**** Supplied material ****
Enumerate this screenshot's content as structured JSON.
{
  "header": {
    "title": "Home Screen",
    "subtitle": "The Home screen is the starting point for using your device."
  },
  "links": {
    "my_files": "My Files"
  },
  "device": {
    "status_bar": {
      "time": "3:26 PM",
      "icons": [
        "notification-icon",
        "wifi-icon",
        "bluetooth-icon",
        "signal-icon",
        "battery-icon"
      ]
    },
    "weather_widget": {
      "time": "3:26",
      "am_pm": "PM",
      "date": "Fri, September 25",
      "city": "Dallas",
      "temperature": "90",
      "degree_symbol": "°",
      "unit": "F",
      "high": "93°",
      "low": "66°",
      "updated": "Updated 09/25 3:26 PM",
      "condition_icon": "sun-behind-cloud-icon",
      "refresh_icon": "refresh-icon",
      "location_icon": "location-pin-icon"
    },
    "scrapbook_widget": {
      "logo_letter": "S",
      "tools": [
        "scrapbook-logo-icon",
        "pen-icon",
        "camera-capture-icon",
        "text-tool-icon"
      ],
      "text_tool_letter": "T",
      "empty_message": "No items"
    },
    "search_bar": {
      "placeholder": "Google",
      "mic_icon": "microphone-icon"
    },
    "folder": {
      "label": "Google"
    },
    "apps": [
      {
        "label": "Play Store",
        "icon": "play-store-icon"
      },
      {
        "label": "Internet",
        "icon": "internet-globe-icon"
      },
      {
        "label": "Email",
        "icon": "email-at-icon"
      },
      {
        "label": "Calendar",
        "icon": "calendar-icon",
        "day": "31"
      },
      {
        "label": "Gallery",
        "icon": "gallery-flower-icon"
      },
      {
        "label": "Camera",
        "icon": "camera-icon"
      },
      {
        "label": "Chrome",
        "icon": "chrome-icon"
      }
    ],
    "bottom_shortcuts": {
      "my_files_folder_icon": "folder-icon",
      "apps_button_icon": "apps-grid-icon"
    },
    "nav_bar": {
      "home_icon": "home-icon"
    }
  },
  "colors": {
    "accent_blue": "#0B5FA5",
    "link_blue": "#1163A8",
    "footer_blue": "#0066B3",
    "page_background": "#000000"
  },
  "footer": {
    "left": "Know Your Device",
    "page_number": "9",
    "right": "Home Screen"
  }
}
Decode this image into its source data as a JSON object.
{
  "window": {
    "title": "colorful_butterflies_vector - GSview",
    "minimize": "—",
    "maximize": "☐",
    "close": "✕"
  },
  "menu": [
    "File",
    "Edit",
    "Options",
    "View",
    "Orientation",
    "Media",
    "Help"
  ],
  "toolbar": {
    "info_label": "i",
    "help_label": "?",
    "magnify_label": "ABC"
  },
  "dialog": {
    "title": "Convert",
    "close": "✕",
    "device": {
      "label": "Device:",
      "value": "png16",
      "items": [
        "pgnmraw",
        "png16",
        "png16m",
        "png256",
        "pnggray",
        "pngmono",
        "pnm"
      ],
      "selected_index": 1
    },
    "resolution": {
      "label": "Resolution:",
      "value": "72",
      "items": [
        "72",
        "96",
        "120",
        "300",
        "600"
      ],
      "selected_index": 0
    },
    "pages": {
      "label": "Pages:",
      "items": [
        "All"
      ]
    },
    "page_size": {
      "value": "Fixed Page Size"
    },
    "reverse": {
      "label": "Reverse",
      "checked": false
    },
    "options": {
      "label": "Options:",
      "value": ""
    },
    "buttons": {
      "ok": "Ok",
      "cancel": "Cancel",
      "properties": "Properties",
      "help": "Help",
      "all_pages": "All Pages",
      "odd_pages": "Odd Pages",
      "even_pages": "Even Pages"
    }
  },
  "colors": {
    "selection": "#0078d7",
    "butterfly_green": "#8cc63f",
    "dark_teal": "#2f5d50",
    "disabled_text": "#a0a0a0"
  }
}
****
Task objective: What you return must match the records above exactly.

Solved exercise:
Enumerate this screenshot's content as structured JSON.
{
  "header": {
    "title": "Home Screen",
    "subtitle": "The Home screen is the starting point for using your device."
  },
  "links": {
    "my_files": "My Files"
  },
  "device": {
    "status_bar": {
      "time": "3:26 PM",
      "icons": [
        "notification-icon",
        "wifi-icon",
        "bluetooth-icon",
        "signal-icon",
        "battery-icon"
      ]
    },
    "weather_widget": {
      "time": "3:26",
      "am_pm": "PM",
      "date": "Fri, September 25",
      "city": "Dallas",
      "temperature": "90",
      "degree_symbol": "°",
      "unit": "F",
      "high": "93°",
      "low": "66°",
      "updated": "Updated 09/25 3:26 PM",
      "condition_icon": "sun-behind-cloud-icon",
      "refresh_icon": "refresh-icon",
      "location_icon": "location-pin-icon"
    },
    "scrapbook_widget": {
      "logo_letter": "S",
      "tools": [
        "scrapbook-logo-icon",
        "pen-icon",
        "camera-capture-icon",
        "text-tool-icon"
      ],
      "text_tool_letter": "T",
      "empty_message": "No items"
    },
    "search_bar": {
      "placeholder": "Google",
      "mic_icon": "microphone-icon"
    },
    "folder": {
      "label": "Google"
    },
    "apps": [
      {
        "label": "Play Store",
        "icon": "play-store-icon"
      },
      {
        "label": "Internet",
        "icon": "internet-globe-icon"
      },
      {
        "label": "Email",
        "icon": "email-at-icon"
      },
      {
        "label": "Calendar",
        "icon": "calendar-icon",
        "day": "31"
      },
      {
        "label": "Gallery",
        "icon": "gallery-flower-icon"
      },
      {
        "label": "Camera",
        "icon": "camera-icon"
      },
      {
        "label": "Chrome",
        "icon": "chrome-icon"
      }
    ],
    "bottom_shortcuts": {
      "my_files_folder_icon": "folder-icon",
      "apps_button_icon": "apps-grid-icon"
    },
    "nav_bar": {
      "home_icon": "home-icon"
    }
  },
  "colors": {
    "accent_blue": "#0B5FA5",
    "link_blue": "#1163A8",
    "footer_blue": "#0066B3",
    "page_background": "#000000"
  },
  "footer": {
    "left": "Know Your Device",
    "page_number": "9",
    "right": "Home Screen"
  }
}
Decode this image into its source data as a JSON object.
{
  "window": {
    "title": "colorful_butterflies_vector - GSview",
    "minimize": "—",
    "maximize": "☐",
    "close": "✕"
  },
  "menu": [
    "File",
    "Edit",
    "Options",
    "View",
    "Orientation",
    "Media",
    "Help"
  ],
  "toolbar": {
    "info_label": "i",
    "help_label": "?",
    "magnify_label": "ABC"
  },
  "dialog": {
    "title": "Convert",
    "close": "✕",
    "device": {
      "label": "Device:",
      "value": "png16",
      "items": [
        "pgnmraw",
        "png16",
        "png16m",
        "png256",
        "pnggray",
        "pngmono",
        "pnm"
      ],
      "selected_index": 1
    },
    "resolution": {
      "label": "Resolution:",
      "value": "72",
      "items": [
        "72",
        "96",
        "120",
        "300",
        "600"
      ],
      "selected_index": 0
    },
    "pages": {
      "label": "Pages:",
      "items": [
        "All"
      ]
    },
    "page_size": {
      "value": "Fixed Page Size"
    },
    "reverse": {
      "label": "Reverse",
      "checked": false
    },
    "options": {
      "label": "Options:",
      "value": ""
    },
    "buttons": {
      "ok": "Ok",
      "cancel": "Cancel",
      "properties": "Properties",
      "help": "Help",
      "all_pages": "All Pages",
      "odd_pages": "Odd Pages",
      "even_pages": "Even Pages"
    }
  },
  "colors": {
    "selection": "#0078d7",
    "butterfly_green": "#8cc63f",
    "dark_teal": "#2f5d50",
    "disabled_text": "#a0a0a0"
  }
}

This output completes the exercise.